**Given data**
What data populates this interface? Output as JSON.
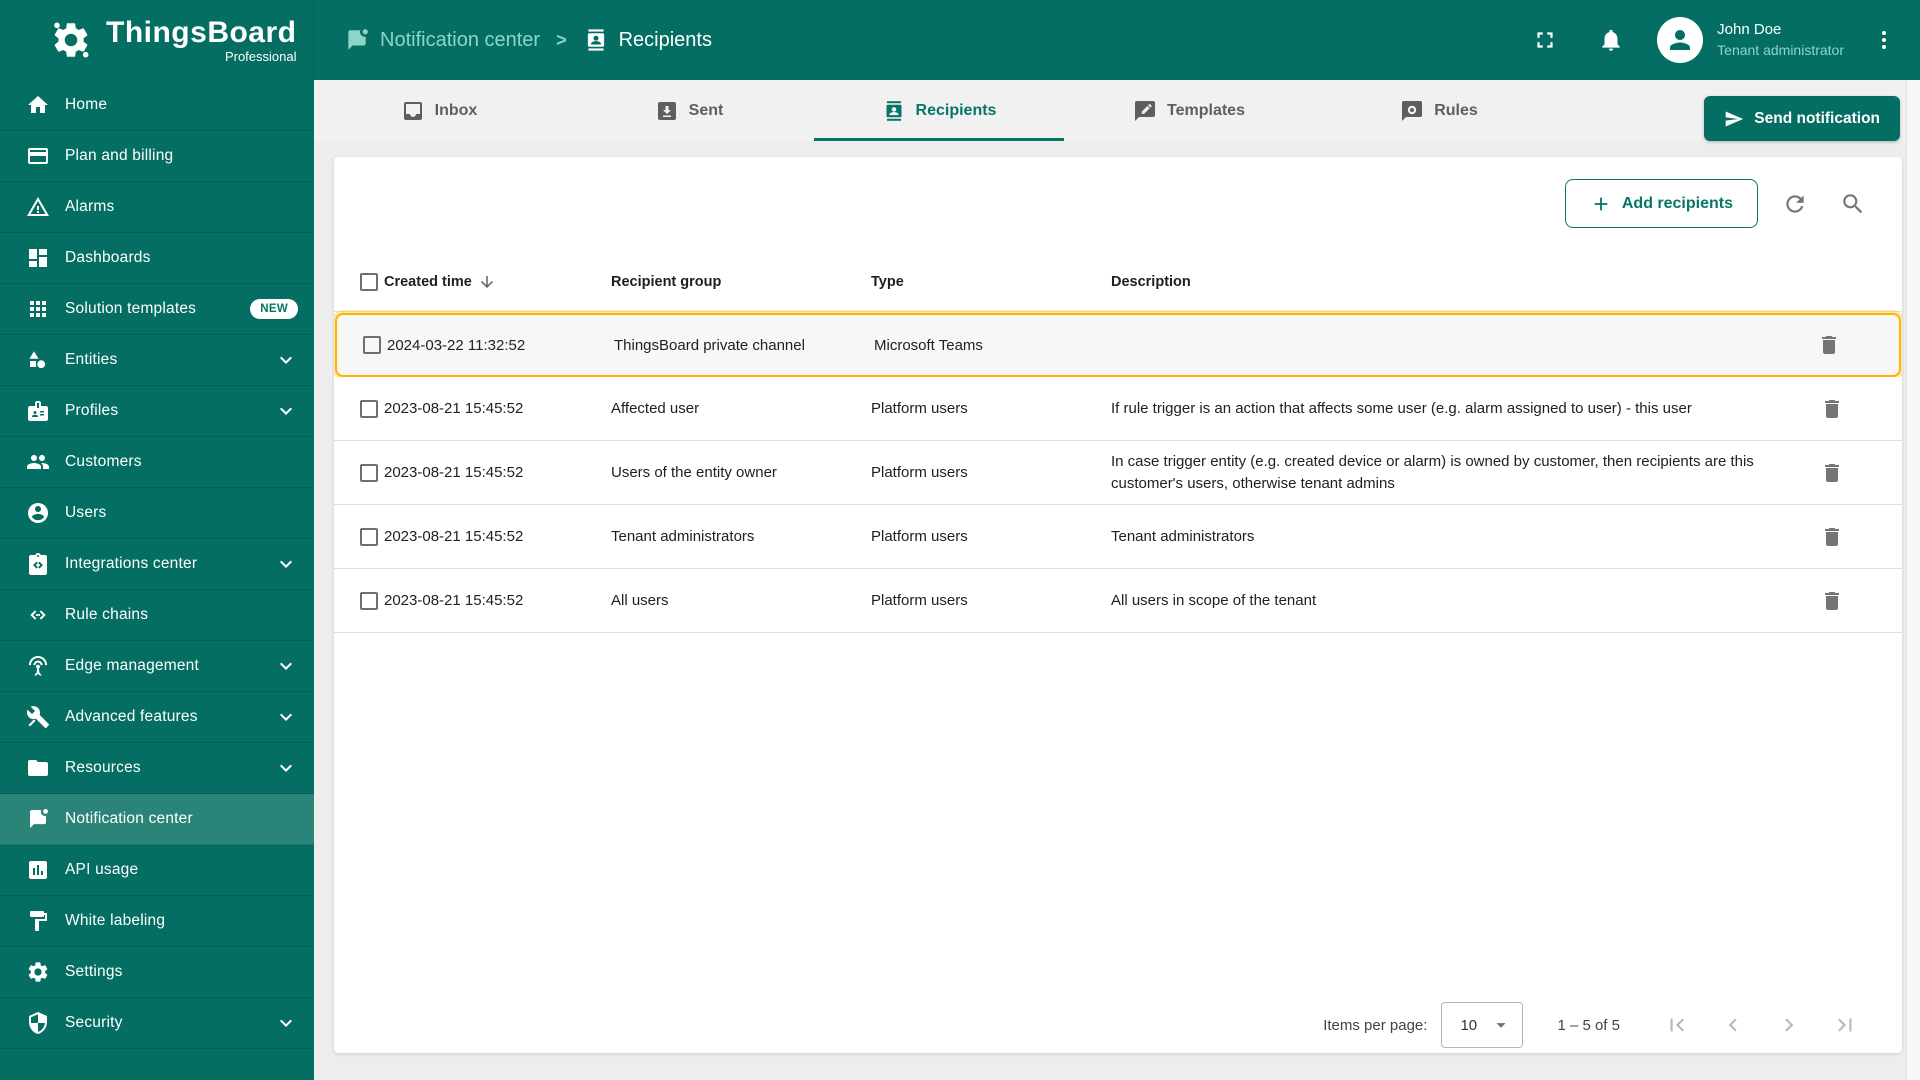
{
  "colors": {
    "primary": "#056e62",
    "primary_active": "#2b8478",
    "accent": "#077568",
    "accent_light": "#8bd5c9",
    "highlight": "#ffb300",
    "content_bg": "#ededed",
    "tabbar_bg": "#f1f1f1",
    "card_bg": "#ffffff",
    "text": "#212121",
    "text_secondary": "#5f6368",
    "icon_gray": "#757575",
    "disabled": "#b9b9b9",
    "divider": "#e0e0e0"
  },
  "logo": {
    "title": "ThingsBoard",
    "subtitle": "Professional"
  },
  "header": {
    "breadcrumb": {
      "parent": "Notification center",
      "separator": ">",
      "current": "Recipients"
    },
    "user": {
      "name": "John Doe",
      "role": "Tenant administrator"
    }
  },
  "sidebar": {
    "items": [
      {
        "label": "Home",
        "icon": "home"
      },
      {
        "label": "Plan and billing",
        "icon": "billing"
      },
      {
        "label": "Alarms",
        "icon": "alarms"
      },
      {
        "label": "Dashboards",
        "icon": "dashboards"
      },
      {
        "label": "Solution templates",
        "icon": "apps",
        "badge": "NEW"
      },
      {
        "label": "Entities",
        "icon": "entities",
        "expandable": true
      },
      {
        "label": "Profiles",
        "icon": "profiles",
        "expandable": true
      },
      {
        "label": "Customers",
        "icon": "customers"
      },
      {
        "label": "Users",
        "icon": "users"
      },
      {
        "label": "Integrations center",
        "icon": "integrations",
        "expandable": true
      },
      {
        "label": "Rule chains",
        "icon": "rulechains"
      },
      {
        "label": "Edge management",
        "icon": "edge",
        "expandable": true
      },
      {
        "label": "Advanced features",
        "icon": "advanced",
        "expandable": true
      },
      {
        "label": "Resources",
        "icon": "resources",
        "expandable": true
      },
      {
        "label": "Notification center",
        "icon": "notification",
        "active": true
      },
      {
        "label": "API usage",
        "icon": "api"
      },
      {
        "label": "White labeling",
        "icon": "whitelabel"
      },
      {
        "label": "Settings",
        "icon": "settings"
      },
      {
        "label": "Security",
        "icon": "security",
        "expandable": true
      }
    ]
  },
  "tabs": [
    {
      "label": "Inbox",
      "icon": "inbox"
    },
    {
      "label": "Sent",
      "icon": "sent"
    },
    {
      "label": "Recipients",
      "icon": "recipients",
      "active": true
    },
    {
      "label": "Templates",
      "icon": "templates"
    },
    {
      "label": "Rules",
      "icon": "rules"
    }
  ],
  "tabs_bar": {
    "send_label": "Send notification"
  },
  "toolbar": {
    "add_label": "Add recipients"
  },
  "table": {
    "columns": [
      "Created time",
      "Recipient group",
      "Type",
      "Description"
    ],
    "sort_column": "Created time",
    "rows": [
      {
        "created": "2024-03-22 11:32:52",
        "group": "ThingsBoard private channel",
        "type": "Microsoft Teams",
        "description": "",
        "highlighted": true
      },
      {
        "created": "2023-08-21 15:45:52",
        "group": "Affected user",
        "type": "Platform users",
        "description": "If rule trigger is an action that affects some user (e.g. alarm assigned to user) - this user"
      },
      {
        "created": "2023-08-21 15:45:52",
        "group": "Users of the entity owner",
        "type": "Platform users",
        "description": "In case trigger entity (e.g. created device or alarm) is owned by customer, then recipients are this customer's users, otherwise tenant admins"
      },
      {
        "created": "2023-08-21 15:45:52",
        "group": "Tenant administrators",
        "type": "Platform users",
        "description": "Tenant administrators"
      },
      {
        "created": "2023-08-21 15:45:52",
        "group": "All users",
        "type": "Platform users",
        "description": "All users in scope of the tenant"
      }
    ]
  },
  "pagination": {
    "items_per_page_label": "Items per page:",
    "page_size": "10",
    "range": "1 – 5 of 5"
  }
}
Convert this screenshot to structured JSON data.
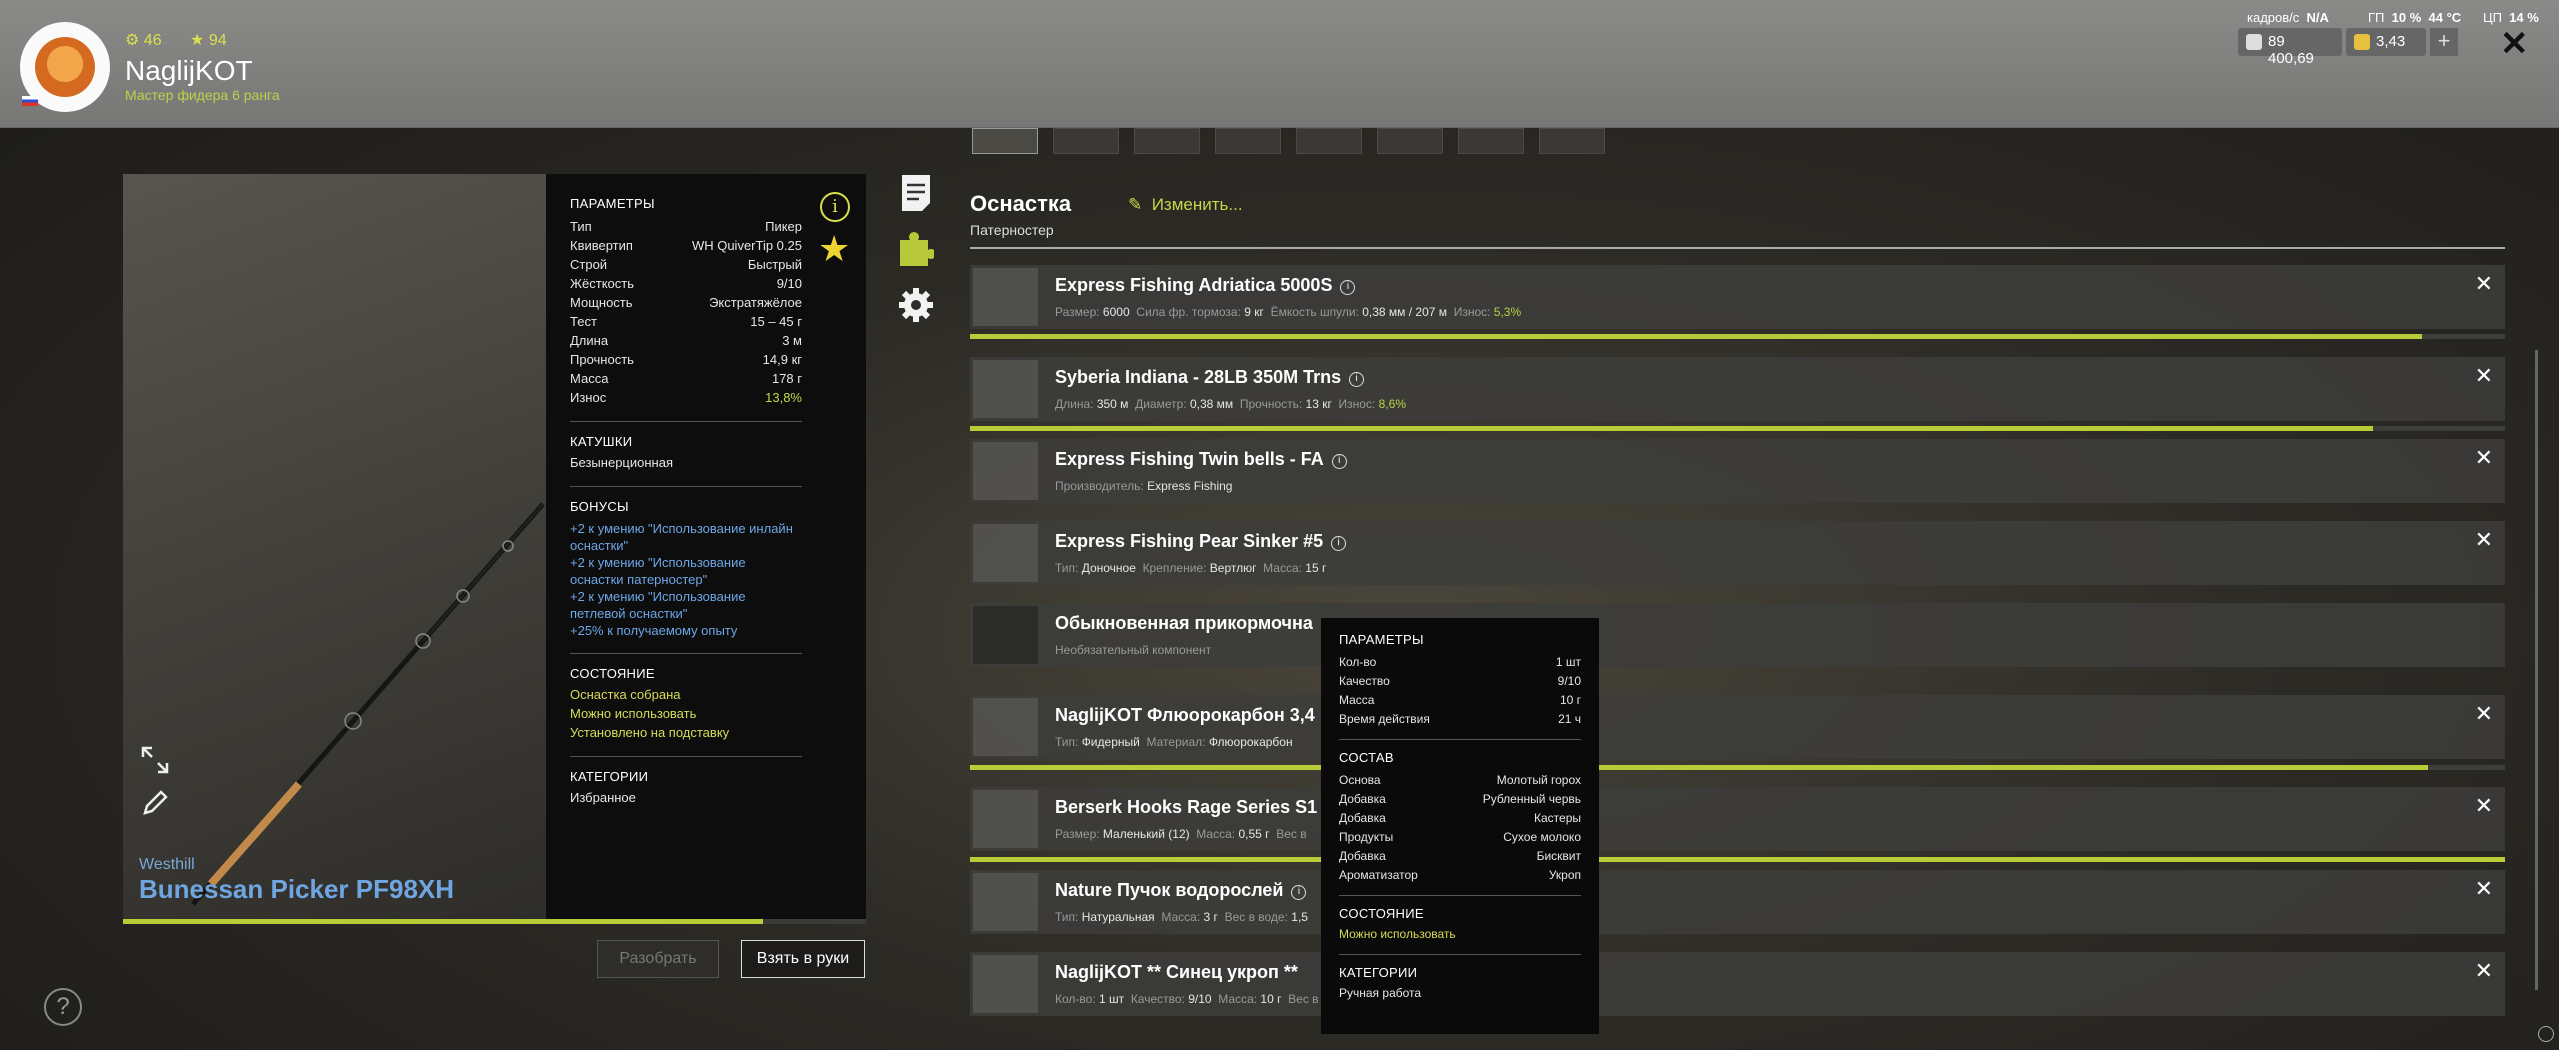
{
  "player": {
    "level_a": "46",
    "level_b": "94",
    "nick": "NaglijKOT",
    "rank": "Мастер фидера 6 ранга"
  },
  "stats": {
    "fps_label": "кадров/с",
    "fps_value": "N/A",
    "gpu_label": "ГП",
    "gpu_value": "10 %",
    "gpu_temp": "44 °C",
    "cpu_label": "ЦП",
    "cpu_value": "14 %"
  },
  "currency": {
    "silver": "89 400,69",
    "gold": "3,43",
    "plus": "+",
    "close": "✕"
  },
  "rod": {
    "brand": "Westhill",
    "name": "Bunessan Picker PF98XH",
    "wear_fraction": 0.862,
    "params_title": "ПАРАМЕТРЫ",
    "params": [
      {
        "k": "Тип",
        "v": "Пикер"
      },
      {
        "k": "Квивертип",
        "v": "WH QuiverTip 0.25"
      },
      {
        "k": "Строй",
        "v": "Быстрый"
      },
      {
        "k": "Жёсткость",
        "v": "9/10"
      },
      {
        "k": "Мощность",
        "v": "Экстратяжёлое"
      },
      {
        "k": "Тест",
        "v": "15 – 45 г"
      },
      {
        "k": "Длина",
        "v": "3 м"
      },
      {
        "k": "Прочность",
        "v": "14,9 кг"
      },
      {
        "k": "Масса",
        "v": "178 г"
      },
      {
        "k": "Износ",
        "v": "13,8%"
      }
    ],
    "reels_title": "КАТУШКИ",
    "reels_value": "Безынерционная",
    "bonus_title": "БОНУСЫ",
    "bonuses": [
      "+2 к умению \"Использование инлайн оснастки\"",
      "+2 к умению \"Использование оснастки патерностер\"",
      "+2 к умению \"Использование петлевой оснастки\"",
      "+25% к получаемому опыту"
    ],
    "state_title": "СОСТОЯНИЕ",
    "states": [
      "Оснастка собрана",
      "Можно использовать",
      "Установлено на подставку"
    ],
    "cat_title": "КАТЕГОРИИ",
    "cat_value": "Избранное",
    "btn_disassemble": "Разобрать",
    "btn_take": "Взять в руки",
    "help": "?"
  },
  "rig": {
    "title": "Оснастка",
    "change": "Изменить...",
    "subtitle": "Патерностер",
    "items": [
      {
        "name": "Express Fishing Adriatica 5000S",
        "details": [
          [
            "Размер:",
            "6000"
          ],
          [
            "Сила фр. тормоза:",
            "9 кг"
          ],
          [
            "Ёмкость шпули:",
            "0,38 мм / 207 м"
          ],
          [
            "Износ:",
            "5,3%"
          ]
        ],
        "wear": 0.946
      },
      {
        "name": "Syberia Indiana - 28LB 350M Trns",
        "details": [
          [
            "Длина:",
            "350 м"
          ],
          [
            "Диаметр:",
            "0,38 мм"
          ],
          [
            "Прочность:",
            "13 кг"
          ],
          [
            "Износ:",
            "8,6%"
          ]
        ],
        "wear": 0.914
      },
      {
        "name": "Express Fishing Twin bells - FA",
        "details": [
          [
            "Производитель:",
            "Express Fishing"
          ]
        ]
      },
      {
        "name": "Express Fishing Pear Sinker #5",
        "details": [
          [
            "Тип:",
            "Доночное"
          ],
          [
            "Крепление:",
            "Вертлюг"
          ],
          [
            "Масса:",
            "15 г"
          ]
        ]
      },
      {
        "name": "Обыкновенная прикормочна",
        "details": [
          [
            "Необязательный компонент",
            ""
          ]
        ]
      },
      {
        "name": "NaglijKOT Флюорокарбон 3,4",
        "details": [
          [
            "Тип:",
            "Фидерный"
          ],
          [
            "Материал:",
            "Флюорокарбон"
          ]
        ],
        "wear": 0.95
      },
      {
        "name": "Berserk Hooks Rage Series S1 S",
        "details": [
          [
            "Размер:",
            "Маленький (12)"
          ],
          [
            "Масса:",
            "0,55 г"
          ],
          [
            "Вес в",
            ""
          ]
        ],
        "wear": 1.0
      },
      {
        "name": "Nature Пучок водорослей",
        "details": [
          [
            "Тип:",
            "Натуральная"
          ],
          [
            "Масса:",
            "3 г"
          ],
          [
            "Вес в воде:",
            "1,5"
          ]
        ]
      },
      {
        "name": "NaglijKOT ** Синец укроп **",
        "details": [
          [
            "Кол-во:",
            "1 шт"
          ],
          [
            "Качество:",
            "9/10"
          ],
          [
            "Масса:",
            "10 г"
          ],
          [
            "Вес в",
            ""
          ]
        ]
      }
    ]
  },
  "tooltip": {
    "params_title": "ПАРАМЕТРЫ",
    "params": [
      {
        "k": "Кол-во",
        "v": "1 шт"
      },
      {
        "k": "Качество",
        "v": "9/10"
      },
      {
        "k": "Масса",
        "v": "10 г"
      },
      {
        "k": "Время действия",
        "v": "21 ч"
      }
    ],
    "comp_title": "СОСТАВ",
    "comp": [
      {
        "k": "Основа",
        "v": "Молотый горох"
      },
      {
        "k": "Добавка",
        "v": "Рубленный червь"
      },
      {
        "k": "Добавка",
        "v": "Кастеры"
      },
      {
        "k": "Продукты",
        "v": "Сухое молоко"
      },
      {
        "k": "Добавка",
        "v": "Бисквит"
      },
      {
        "k": "Ароматизатор",
        "v": "Укроп"
      }
    ],
    "state_title": "СОСТОЯНИЕ",
    "state": "Можно использовать",
    "cat_title": "КАТЕГОРИИ",
    "cat": "Ручная работа"
  }
}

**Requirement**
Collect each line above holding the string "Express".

**Written answer**
        "name": "Express Fishing Adriatica 5000S",
        "name": "Express Fishing Twin bells - FA",
            "Express Fishing"
        "name": "Express Fishing Pear Sinker #5",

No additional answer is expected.